6. Focus on your strengths and help others to find theirs
Tim suggests taking some time to think about character strengths and what makes us resilient. He has provided some activities that could be adapted for use with your staff teams and/or children and young people. Download Tim's ideas sheet here.
App of the week
Lucy Thompson (firstname.lastname@example.org)
The Gratitude Garden
The Gratitude Garden is an app intended to help you maintain the gratitude practice of noting down three good things that have happened over the past 24 hours. Research indicates that gratitude journaling is one of the most effective ways to increase happiness. Gratitude is also strongly correlated with pro-social behaviour and self-worth, and reducing stress, materialism and negative self-comparisons. It encourages you to think about what has gone right in your day. Every time you note down what good things have happened, you receive points you can use to build up a garden and also a Gratitude Card with suggestions for further things you could do to increase your gratitude and happiness. The app is available to download now for free at Play and Apple stores.
We have been listening to…. Happiness
Rebecca Wright (email@example.com)
From the series called Personal Best, episode entitled Happiness (28 minutes) from BBC Sounds App

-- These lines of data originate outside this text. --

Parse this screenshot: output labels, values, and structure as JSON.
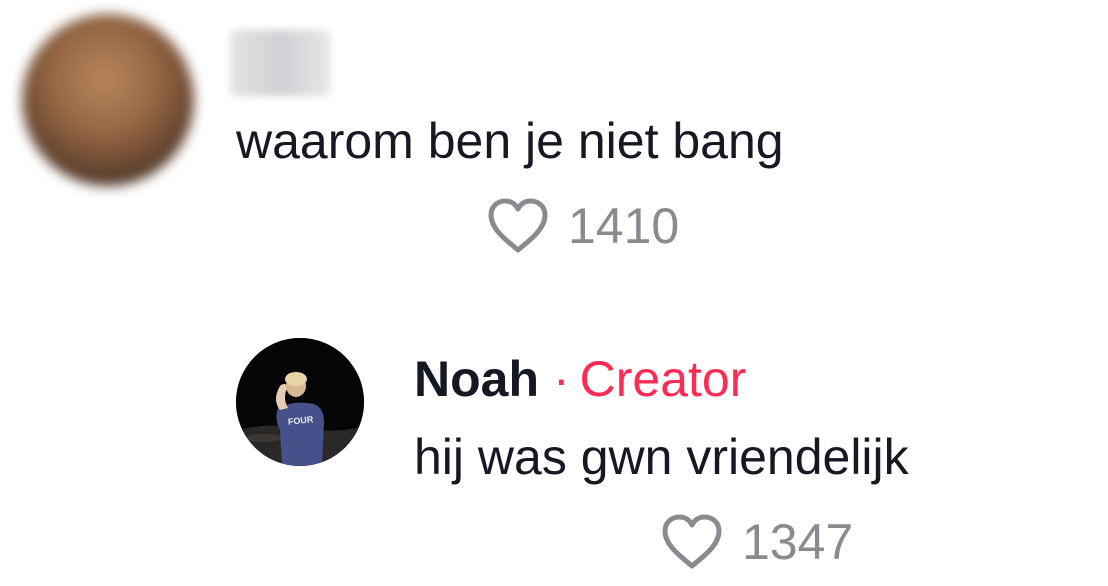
{
  "comments": [
    {
      "text": "waarom ben je niet bang",
      "likes": "1410"
    }
  ],
  "reply": {
    "author": "Noah",
    "separator": "·",
    "badge": "Creator",
    "text": "hij was gwn vriendelijk",
    "likes": "1347",
    "shirt_text": "FOUR"
  },
  "colors": {
    "text": "#161823",
    "muted": "#8a8b91",
    "accent": "#fe2c55"
  },
  "icons": {
    "like": "heart-outline-icon"
  }
}
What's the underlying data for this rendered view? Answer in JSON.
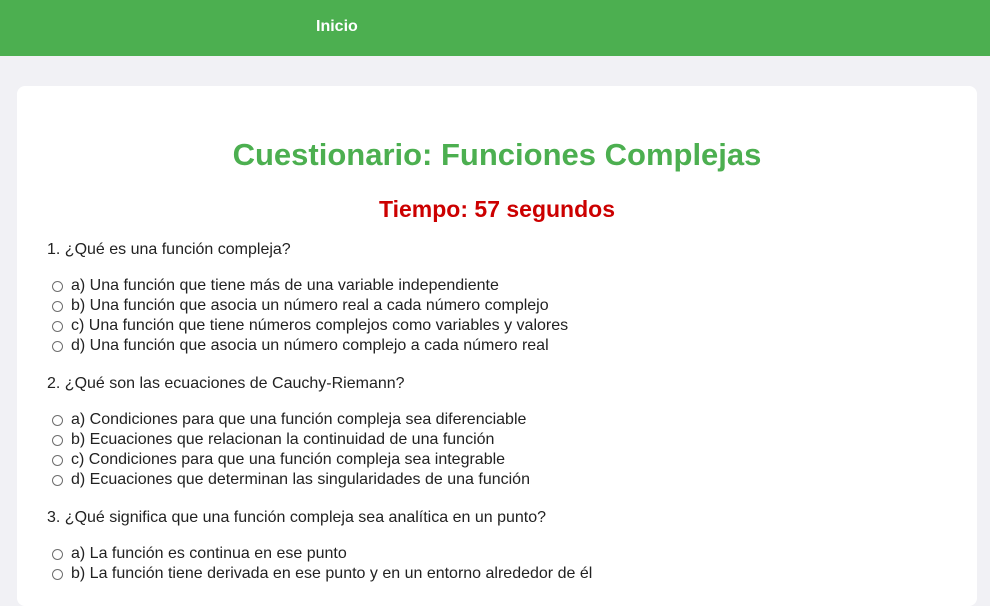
{
  "nav": {
    "home_label": "Inicio"
  },
  "quiz": {
    "title": "Cuestionario: Funciones Complejas",
    "timer_label": "Tiempo: 57 segundos",
    "questions": [
      {
        "text": "1. ¿Qué es una función compleja?",
        "options": [
          "a) Una función que tiene más de una variable independiente",
          "b) Una función que asocia un número real a cada número complejo",
          "c) Una función que tiene números complejos como variables y valores",
          "d) Una función que asocia un número complejo a cada número real"
        ]
      },
      {
        "text": "2. ¿Qué son las ecuaciones de Cauchy-Riemann?",
        "options": [
          "a) Condiciones para que una función compleja sea diferenciable",
          "b) Ecuaciones que relacionan la continuidad de una función",
          "c) Condiciones para que una función compleja sea integrable",
          "d) Ecuaciones que determinan las singularidades de una función"
        ]
      },
      {
        "text": "3. ¿Qué significa que una función compleja sea analítica en un punto?",
        "options": [
          "a) La función es continua en ese punto",
          "b) La función tiene derivada en ese punto y en un entorno alrededor de él"
        ]
      }
    ]
  },
  "colors": {
    "header_bg": "#4caf50",
    "title": "#4caf50",
    "timer": "#cc0000",
    "page_bg": "#f1f1f5"
  }
}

This podcast explores happiness by discussing what constitutes happiness, why is it so important to us and in what ways can we seek a fulfilling life. During this time, it can be helpful to reflect on what brings us content and fulfilment in our lives. The podcast discusses thinking about happiness as a way of considering what creates contentment and joy. I particularly liked the distinction between external joy from pets and/or family members (people and things) and internal joy through exercise and things we do for ourselves such as ‘noticing’ which adds meaning to our lives.

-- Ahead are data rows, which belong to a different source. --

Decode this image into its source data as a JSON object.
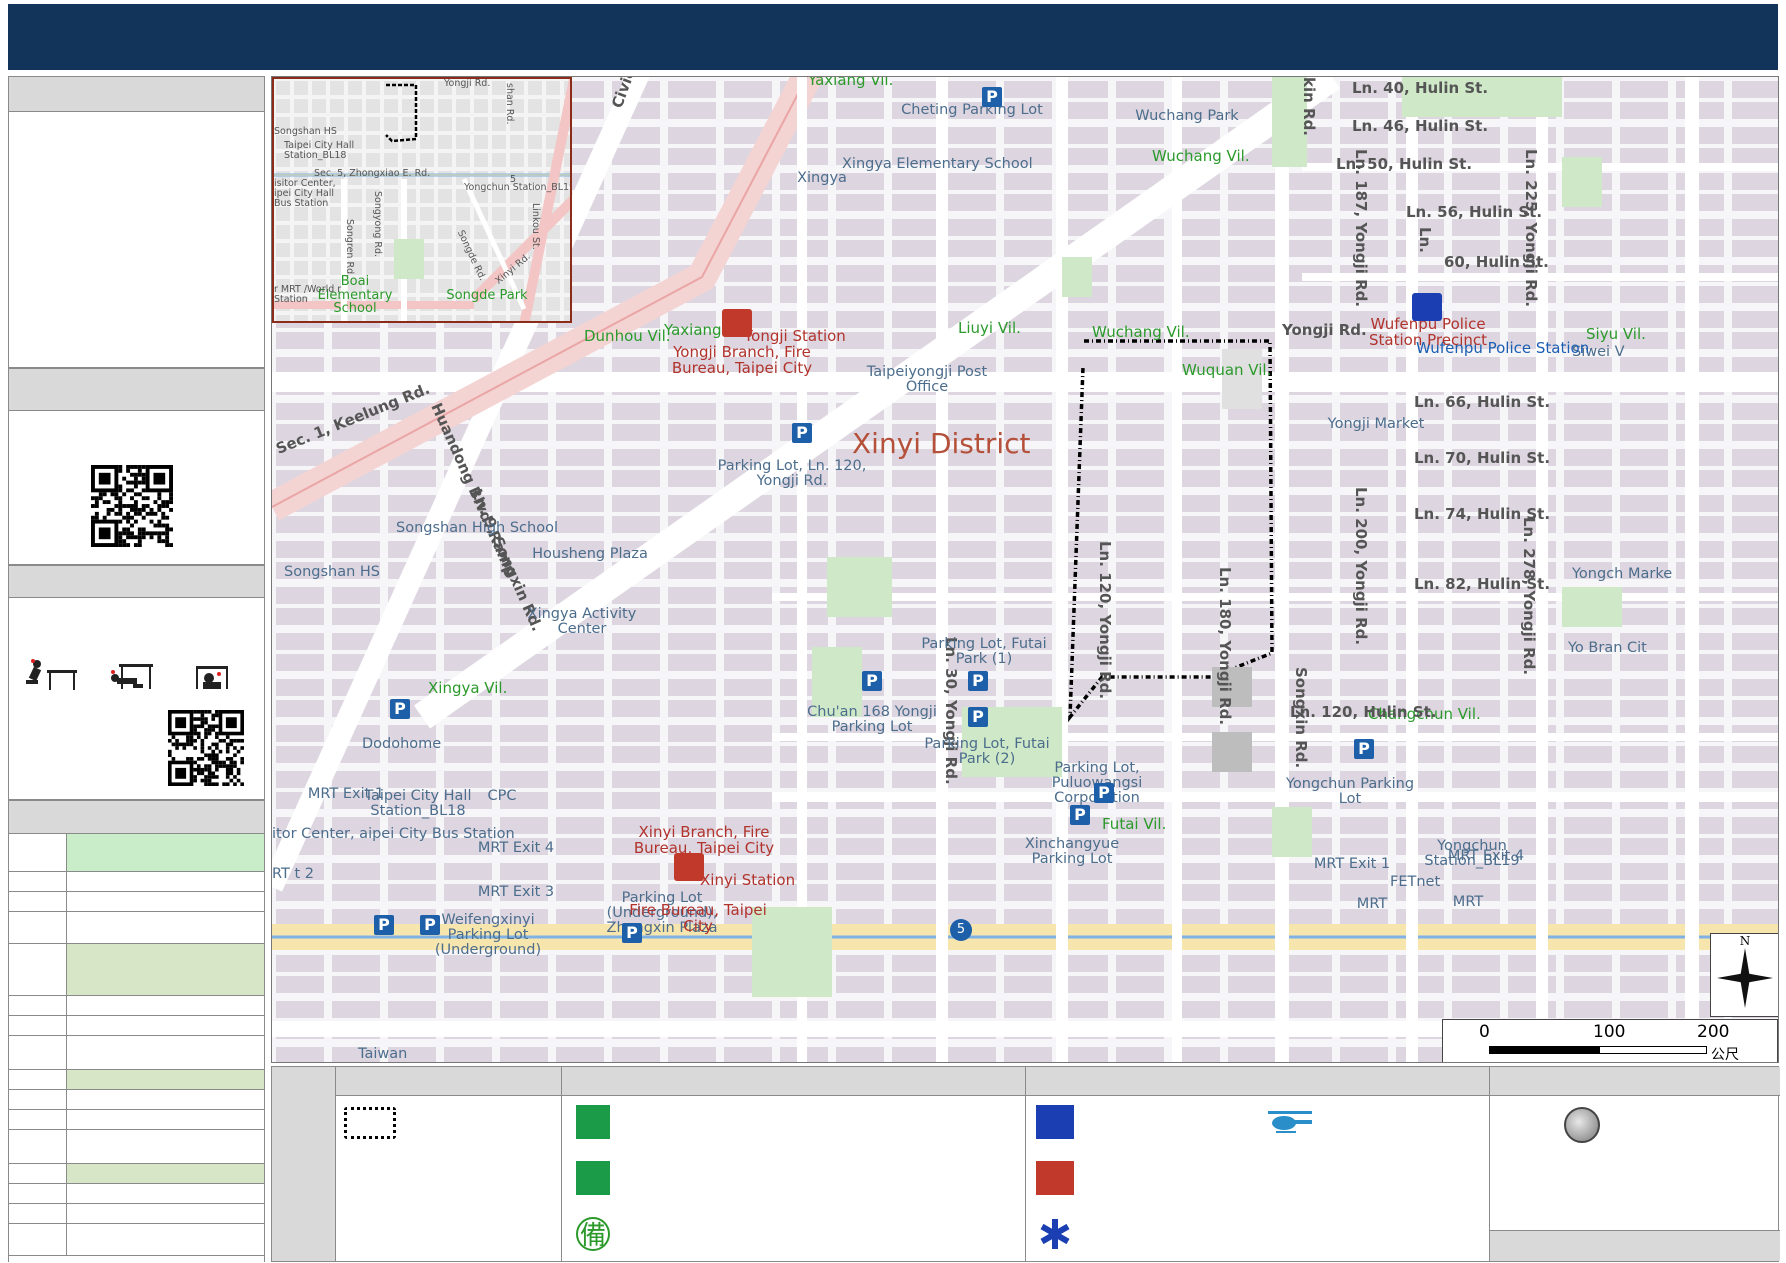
{
  "map": {
    "district": "Xinyi District",
    "villages": [
      "Yaxiang Vil.",
      "Wuchang Vil.",
      "Liuyi Vil.",
      "Siyu Vil.",
      "Dunhou Vil.",
      "Yaxiang Vil.",
      "Wuquan Vil.",
      "Xingya Vil.",
      "Changchun Vil.",
      "Futai Vil.",
      "Wuchang Vil."
    ],
    "streets": [
      "Ln. 40, Hulin St.",
      "Ln. 46, Hulin St.",
      "Ln. 50, Hulin St.",
      "Ln. 56, Hulin St.",
      "Ln.",
      "60, Hulin St.",
      "Ln. 66, Hulin St.",
      "Ln. 70, Hulin St.",
      "Ln. 74, Hulin St.",
      "Ln. 82, Hulin St.",
      "Ln. 120, Hulin St.",
      "Yongji Rd.",
      "Ln. 187, Yongji Rd.",
      "Ln. 225, Yongji Rd.",
      "Ln. 200, Yongji Rd.",
      "Ln. 278, Yongji Rd.",
      "Ln. 120, Yongji Rd.",
      "Ln. 180, Yongji Rd.",
      "Ln. 30, Yongji Rd.",
      "Songxin Rd.",
      "Civic Blvd. Viaduct",
      "Sec. 1, Keelung Rd.",
      "Huandong Blvd. Ramp",
      "Ln. 9, Songxin Rd.",
      "kin Rd."
    ],
    "pois": [
      "Cheting Parking Lot",
      "Xingya Elementary School",
      "Xingya",
      "Wuchang Park",
      "Taipeiyongji Post Office",
      "Parking Lot, Ln. 120, Yongji Rd.",
      "Songshan High School",
      "Songshan HS",
      "Housheng Plaza",
      "Xingya Activity Center",
      "Yongji Market",
      "Parking Lot, Futai Park (1)",
      "Chu'an 168 Yongji Parking Lot",
      "Parking Lot, Futai Park (2)",
      "Dodohome",
      "Parking Lot, Puluowangsi Corporation",
      "Yongchun Parking Lot",
      "Xinchangyue Parking Lot",
      "MRT Exit 1",
      "Taipei City Hall Station_BL18",
      "CPC",
      "MRT Exit 4",
      "MRT Exit 3",
      "itor Center, aipei City Bus Station",
      "RT t 2",
      "Weifengxinyi Parking Lot (Underground)",
      "Parking Lot (Underground), Zhongxin Plaza",
      "Yongchun Station_BL19",
      "MRT Exit 1",
      "FETnet",
      "MRT Exit 4",
      "MRT",
      "MRT",
      "Yongch Marke",
      "Yo Bran Cit",
      "Siwei V",
      "Taiwan"
    ],
    "fire": [
      "Yongji Station",
      "Yongji Branch, Fire Bureau, Taipei City",
      "Xinyi Branch, Fire Bureau, Taipei City",
      "Xinyi Station",
      "Fire Bureau, Taipei City"
    ],
    "police": [
      "Wufenpu Police Station",
      "Wufenpu Police Station Precinct"
    ],
    "scale": {
      "labels": [
        "0",
        "100",
        "200"
      ],
      "unit": "公尺"
    },
    "north": "N",
    "route_badge": "5"
  },
  "inset": {
    "labels": [
      "Yongji Rd.",
      "shan Rd.",
      "Songshan HS",
      "Taipei City Hall Station_BL18",
      "Sec. 5, Zhongxiao E. Rd.",
      "isitor Center, ipei City Hall Bus Station",
      "Yongchun Station_BL19",
      "Songyong Rd.",
      "Songren Rd.",
      "Linkou St.",
      "Songde Rd.",
      "Xinyi Rd.",
      "Boai Elementary School",
      "Songde Park",
      "r MRT /World r Station",
      "5"
    ]
  },
  "colors": {
    "header": "#13345a",
    "boundary": "#000000",
    "village": "#2b9a2b",
    "fire": "#c0392b",
    "police": "#1b3fb3",
    "parking": "#1d5fa8",
    "shelter": "#1b9a47"
  },
  "legend": {
    "icons": [
      "boundary-icon",
      "shelter-icon",
      "evacuation-park-icon",
      "backup-shelter-icon",
      "police-icon",
      "fire-icon",
      "medical-icon",
      "helicopter-icon",
      "assembly-point-icon"
    ],
    "backup_glyph": "備"
  }
}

There is an interview with workers at the Museum of Happiness in London and they draw on aspects of Positive Psychology to promote wellbeing and daily living. Something I am taking from this period of lockdown is to think about something that has gone well in my day. Looking for the positives in a time of much uncertainty is bringing much gratitude to my days and a much-needed distraction. I realise that contentment and seeking meaning is an ongoing journey and is our ability to adapt to the circumstances we face.

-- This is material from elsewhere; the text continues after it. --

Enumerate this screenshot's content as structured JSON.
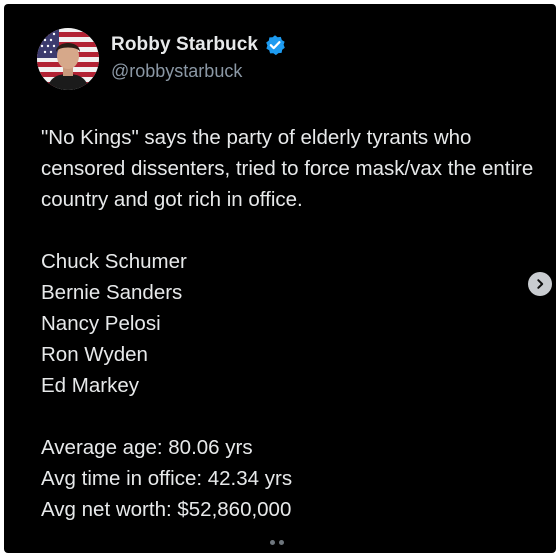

Stories from the team
Members of the Catalyst team have written about their recent personal stories of happiness, gratitude and noticing the simple things that bring us joy. If you are reading this newsletter whilst working from home, grab a brew and take 5 minutes to read our stories here:
You might have missed…
Manchester Council has set up a central hub to co-ordinate support for vulnerable residents. This includes help for young carers and care leavers. The helpline number is 0800 234 6123. For more information visit the Manchester Community Central website here. Information is available in a range of community languages (if you need this and have difficulty finding it email me directly)
The Greater Manchester Health hub has access to a range of online mental health support for children and young people as well as adults:
General well-being information and advice suitable for everyone is available here
The Silvercloud platform provides support for people (in Greater Manchester) feeling stressed and anxious as a result of the COVID19 outbreak
The Kooth online platform offers free counselling and support for young people aged 11 – 18 (GM residents only). The support includes online chat and links with other young people.
Thrive Manchester have helpfully collated a list of a wide number of services with contact details in a downloadable document here.
We are carrying out a small scale study into the feelings and concerns of school staff and also of children and young people at this time. The purpose of the study is to provide information that will inform our work over the coming months.
If you are a teacher and would like to help, please click the link into the survey questionnaire:
If you know of a child or young person who would like to help, the link to the children’s questionnaire is here (requires adult consent):